* The Yankees finally took a step to shore up the void at third base created by Scott Brosius' hairline fracture. They've been using a trio of futility infielders--Clay Bellinger, Enrique Wilson, and Luis Sojo, all of whom have lived up to their reputations as good bench players--so long as they remain mostly on the bench. On Friday they acquired Randy Velarde from the Texas Rangers for two players to be named later. Velarde's arrival means that three Yankees who just missed out on the Torre Dynasty have returned to the fold--Gerald Williams (traded in mid-'96 for Graeme Lloyd, among others) and Sterling Hitchcock (to Seattle for Jeff Nelson and Tino Martinez after the '95 season) being the others. Who's next--Tony Fernandez? Mike Stanley? Danny Freakin' Tartabull? Heat-packin', coke-snortin' Steve Howe (hey, he is a lefty...)? Lord help me, if Buck Showalter shows up in pinstripes again I'm turning in my Yankee cap.
* For my money, Tommy John should be in the Hall of Fame. Not just for the 26 seasons he spent in the bigs, or the 288 wins (plus six more in the postseason, where he had a 2.65 ERA in 14 games), or the four-year span in which he went 80-35 and pitched in three World Series. It's also for his medical legacy--John was the first pitcher to undergo a radical reconstructive surgery by Dr. Frank Jobe, in which tendons from his right hand were transplanted into his left elbow. The surgery has become so common, yet so successful that it bears his name--Tommy John Surgery. This piece recounts the history of John's surgery as well as that of several other pitchers who've undergone the knife.

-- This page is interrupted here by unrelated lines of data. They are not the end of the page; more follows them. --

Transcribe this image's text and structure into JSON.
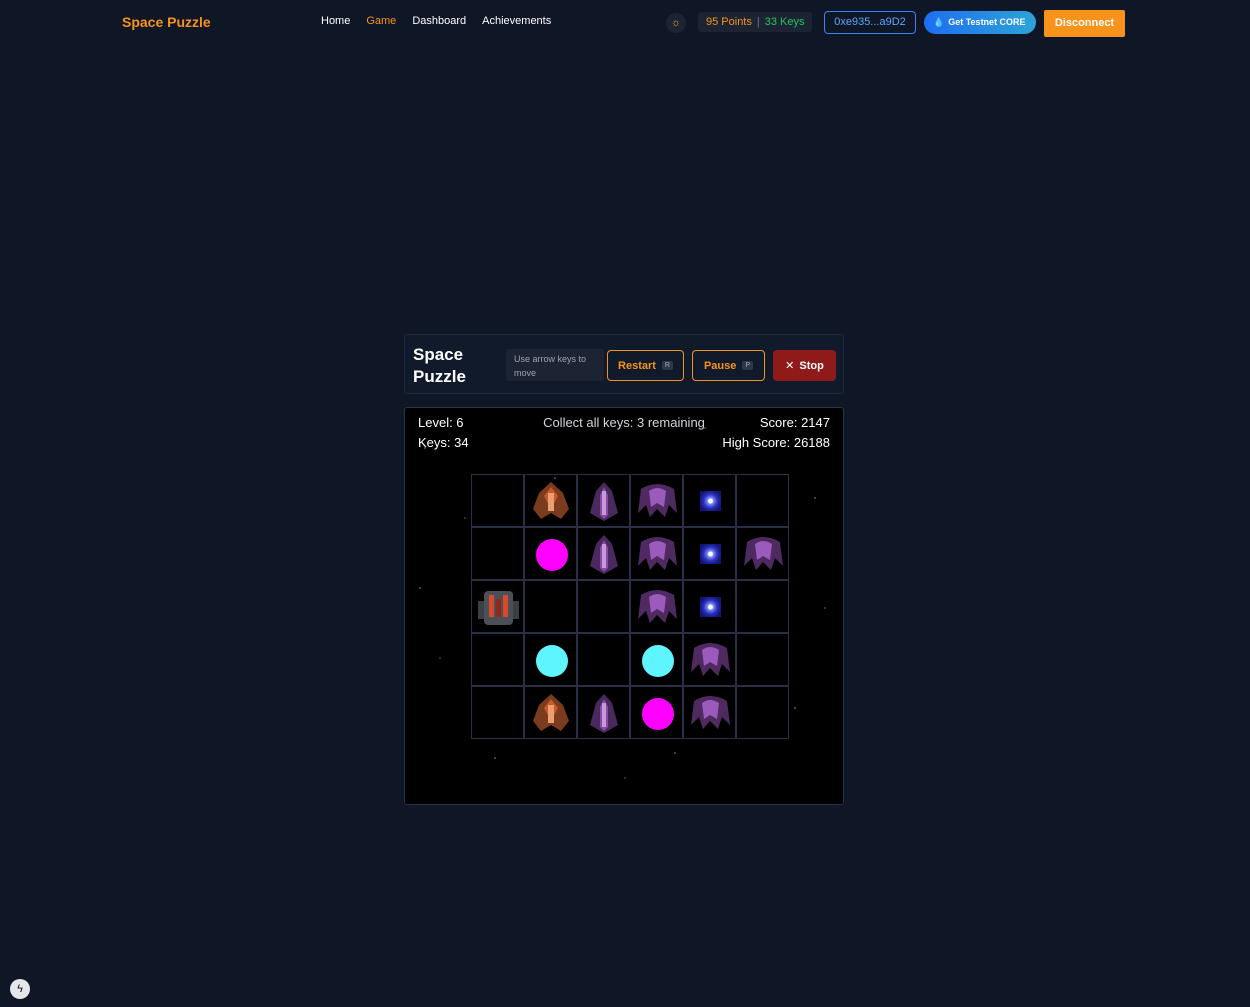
{
  "nav": {
    "brand": "Space Puzzle",
    "links": [
      "Home",
      "Game",
      "Dashboard",
      "Achievements"
    ],
    "active": "Game",
    "points": "95 Points",
    "keys": "33 Keys",
    "address": "0xe935...a9D2",
    "faucet": "Get Testnet CORE",
    "disconnect": "Disconnect"
  },
  "game": {
    "title": "Space Puzzle",
    "hint": "Use arrow keys to move",
    "restart": "Restart",
    "restart_key": "R",
    "pause": "Pause",
    "pause_key": "P",
    "stop": "Stop"
  },
  "hud": {
    "level": "Level: 6",
    "keys": "Keys: 34",
    "collect": "Collect all keys: 3 remaining",
    "score": "Score: 2147",
    "high_score": "High Score: 26188"
  },
  "board": {
    "cols": 6,
    "rows": 5,
    "cells": [
      [
        "empty",
        "red-ship",
        "purple-fighter",
        "purple-crab",
        "key",
        "empty"
      ],
      [
        "empty",
        "magenta-orb",
        "purple-fighter",
        "purple-crab",
        "key",
        "purple-crab"
      ],
      [
        "player-ship",
        "empty",
        "empty",
        "purple-crab",
        "key",
        "empty"
      ],
      [
        "empty",
        "cyan-orb",
        "empty",
        "cyan-orb",
        "purple-crab",
        "empty"
      ],
      [
        "empty",
        "red-ship",
        "purple-fighter",
        "magenta-orb",
        "purple-crab",
        "empty"
      ]
    ]
  },
  "colors": {
    "accent": "#f7931a",
    "magenta": "#ff00ff",
    "cyan": "#5ff5ff",
    "stop": "#8f1a1a"
  }
}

* Al Martin, who led the league in bigamy last year, recently got caught in another delusion. Al recounted how, while playing football at USC, he tackled Michigan's Leroy Hoard during a game against Michigan in 1986. Only a couple of holes were poked in the story: Michigan and USC didn't play in 1986, and Martin not only never played at USC, but never even enrolled there. I'm not sure whether this would be funny if it weren't so sad, or sad if it weren't so funny. Either way, the guy needs some counselling--maybe a stint in Vietnam under Tim Johnson will help.
After four nights in the woods, I'm back in civilization, or the 3.2 percent version that passes for it in Salt Lake City... anyway, as it's September 1, Roster Expansion Day, I just wanted to note the return of the best baseball player ever named Jay, the Seattle Mariners' Jay Buhner. Buhner has been sidelined for the entirety of Seattle's impressive season with foot problems, but as a man who was around for the franchise's lean years, he certainly deserves a taste of the glory.
Buhner was acquired from the New York Yankees in 1988 in a trade for the immortal Ken Phelps. Phelps hit 17 home runs for the Yanks over parts of two seasons; Buhner's second on Seattle's all-time home run list with 305 and counting. Typical of the Yanks' decision making during the Dark Ages.
I've been doing a little bit of research on ballplayers named Jay. There have been 36 ballplayers with the first name Jay to have played in the bigs, and most of them have done so in my lifetime--an exciting demographic trend to someone who never met another person with the same name until after college. Buhner is the best of the lot, with Jay Bell a respectable second. Jay Witasick continues Jay Tessmer's tradition of lousy Yankee pitchers bearing my name. Jay Payton, whose strike zone is ranges from Hoboken to Fire Island, is yet another black mark against the name. I'll have a more extensive report on the Jays of the majors in the near future. I know you're all dying for it.